by KRISTIN MORENCY GOLDMAN, senior communications specialist, The Toy Association
The Toy Foundation — the philanthropic arm of the North American toy community — has delivered the magic of play to millions of kids in vulnerable situations through industry-wide toy donations and cash contributions for nearly two decades. With the current pandemic significantly impacting communities in need and with new research uncovering the many benefits of play for kids and adults alike, The Toy Foundation has committed to broadening its mission to serve more children and families by meeting their essential needs now and supporting their resilience and recovery. Ellen Lambert, interim executive director of The Toy Foundation, outlines the nonprofit’s upcoming plans and explains why a new direction was imperative.
Kristin Morency Goldman: How did the COVID-19 pandemic impact the Foundation’s mission?

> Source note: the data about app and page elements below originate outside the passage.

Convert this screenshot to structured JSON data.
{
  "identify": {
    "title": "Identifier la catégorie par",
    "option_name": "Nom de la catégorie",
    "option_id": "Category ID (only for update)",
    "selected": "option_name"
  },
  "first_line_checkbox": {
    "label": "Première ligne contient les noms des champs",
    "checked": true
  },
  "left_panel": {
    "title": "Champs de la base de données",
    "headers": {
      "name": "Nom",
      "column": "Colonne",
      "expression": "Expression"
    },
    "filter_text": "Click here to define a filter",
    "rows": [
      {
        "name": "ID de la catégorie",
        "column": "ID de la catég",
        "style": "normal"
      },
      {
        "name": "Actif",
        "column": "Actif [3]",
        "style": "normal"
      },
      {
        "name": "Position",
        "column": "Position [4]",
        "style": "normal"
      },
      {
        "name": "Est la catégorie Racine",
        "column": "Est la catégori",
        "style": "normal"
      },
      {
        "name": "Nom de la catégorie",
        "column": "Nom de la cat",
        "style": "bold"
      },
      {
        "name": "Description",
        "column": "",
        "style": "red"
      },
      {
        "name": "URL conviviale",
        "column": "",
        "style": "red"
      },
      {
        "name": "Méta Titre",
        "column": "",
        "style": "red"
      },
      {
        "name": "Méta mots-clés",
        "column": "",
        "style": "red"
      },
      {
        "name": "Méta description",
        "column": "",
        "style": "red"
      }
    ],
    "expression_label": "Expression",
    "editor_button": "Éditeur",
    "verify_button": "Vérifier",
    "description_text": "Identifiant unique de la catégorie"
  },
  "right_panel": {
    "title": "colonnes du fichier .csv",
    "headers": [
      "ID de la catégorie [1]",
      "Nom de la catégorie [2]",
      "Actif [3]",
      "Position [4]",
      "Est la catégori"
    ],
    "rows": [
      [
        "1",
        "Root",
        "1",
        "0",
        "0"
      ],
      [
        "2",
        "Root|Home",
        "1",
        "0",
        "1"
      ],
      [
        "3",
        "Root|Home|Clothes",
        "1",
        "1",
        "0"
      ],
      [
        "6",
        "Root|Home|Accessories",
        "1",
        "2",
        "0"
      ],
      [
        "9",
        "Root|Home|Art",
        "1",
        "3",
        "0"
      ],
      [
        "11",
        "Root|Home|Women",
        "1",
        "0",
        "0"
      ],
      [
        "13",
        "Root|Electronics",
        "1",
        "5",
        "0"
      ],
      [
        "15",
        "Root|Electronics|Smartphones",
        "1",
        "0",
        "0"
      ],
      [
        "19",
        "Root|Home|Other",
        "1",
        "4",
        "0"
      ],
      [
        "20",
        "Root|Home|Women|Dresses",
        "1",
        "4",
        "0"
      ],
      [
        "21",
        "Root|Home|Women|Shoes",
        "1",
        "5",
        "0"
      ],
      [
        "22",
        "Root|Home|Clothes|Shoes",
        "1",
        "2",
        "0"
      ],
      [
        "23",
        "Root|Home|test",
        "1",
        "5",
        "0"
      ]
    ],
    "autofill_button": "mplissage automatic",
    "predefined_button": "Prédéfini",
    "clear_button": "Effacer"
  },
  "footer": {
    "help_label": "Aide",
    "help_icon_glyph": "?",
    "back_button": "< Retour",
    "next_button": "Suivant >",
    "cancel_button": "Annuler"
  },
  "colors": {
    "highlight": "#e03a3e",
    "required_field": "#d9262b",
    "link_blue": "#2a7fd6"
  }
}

Ellen Lambert: It quickly became clear to us that if children are food insecure or fearful, it is very hard to be joyful. In broadening our mission and approving our first major group of cash grants tied to the pandemic, the Foundation is responding to the immediate needs of children and families by providing food and essentials through our nonprofit partners. In school districts where numbers of school-aged children do not have the technology to connect to classes and lessons, we are assisting with nonprofit and toy industry partners to donate learning toys. We are even able to respond to requests from nursing homes, child life specialists, and special learning schools. We’re very pleased to announce that The Toy Foundation Board of Directors just approved the release of $260,000 in grants for six organizations:
- LA Students Most in Need, serving 700,000 students and families in the LA Unified School District and helping to provide food, essentials, educational materials, toys, and digital devices to families without access;
- ParentChild+, serving vulnerable families across 15 states by providing basic necessity items and learning materials, weekly virtual visits from early learning specialists to help prevent child mistreatment during at-home isolation, and a flexible curriculum that includes guidance on how to deal with physical and emotional issues that arise due to the pandemic;
- First Responders’ Children’s Fund, providing immediate support to families through emergency assistance grants to ill and/or quarantined first responders who cannot work to support their families and funding college scholarships for children whose responder parents cannot work or have died as a result of the pandemic;
- CASA (Court Appointed Special Advocates), providing emergency resources to train local organizations and volunteers in child support services networks to ensure children at risk for abuse during the pandemic have a lifeline to an agency or volunteer worker;
- Delivering Good, providing essential goods, clothing, and food to low-income families and vulnerable children, as well as supporting manufacturing partners to make face masks and protective clothing for healthcare workers;
- Boys and Girls Clubs of America, providing funding to keep digital communications open while clubs are shut down and for the delivery of essential food to communities in need.
A second round of grants is currently under consideration.
KMG: Beyond the pandemic, how does the Foundation plan on reconfiguring its vision and programs?
EL: We are looking at all of our current programs with an eye toward post-pandemic changes to the industry and how we can support the entire toy industry in moving forward. As we learn more from research on the benefits to learning and resiliency provided by play — not just for young children, but also for young adults, adults, senior citizens, and differently abled and special-needs individuals — we will connect with this broader audience through The Toy Association (TA)’s Genius of Play initiative, the joy of toys, and the continued generosity of the industry to The Toy Bank donation program.
Cash donations will become a bigger part of our work, helping to expand our partnerships, develop new tools, and create programs targeted to the wellbeing of children, youth, and families. For example, we hope to expand our existing partnership with Nemours Children’s Health System to study the role of play in trauma-informed patient care across the spectrum of all children’s health professions. We are in discussions about creating play materials to support families and children who are experiencing anxiety and post-traumatic stress as they battle a major illness or react to the pandemic.
On a broader note, we aspire to be a resource for our industry partner foundations and citizenship initiatives as they look for information and ideas on how to best serve their communities, especially in these uncertain times. What is the pandemic going to change in terms of the need for toys and play in our daily lives? I’d venture to say that play will become more paramount than ever. How can teachers bring more play into classrooms? And how can the industry assist teachers, schools, and communities as they look for more ways to play? Beyond play, how can we become more inclusive and diverse as an industry to ensure we are representative of kids and youth across the country? These are questions we are going to be tackling in the months ahead.
KMG: How does the rest of the year look for the Foundation, in terms of industry volunteer events, toy distributions, and so on?
EL: Like everyone, we are operating in a strange climate that makes it impossible to host in-person, live-crowd events. But we will be engaging virtually and providing toys wherever we can. Play Your Part, our popular, industry-wide volunteer series, may be recreated to take place online until we are able to reconnect again in person.
Our Leaders Circle program (for individuals who make a cash donation of $250 or more to the Foundation) will have a new presence on social media. And we will have reach through the TA’s new Toy Fair Everywhere virtual market weeks to collect toys and funds from companies that are able to contribute.
This article was originally published in the June 2020 issue of the Toy Book. Click here to read the full issue!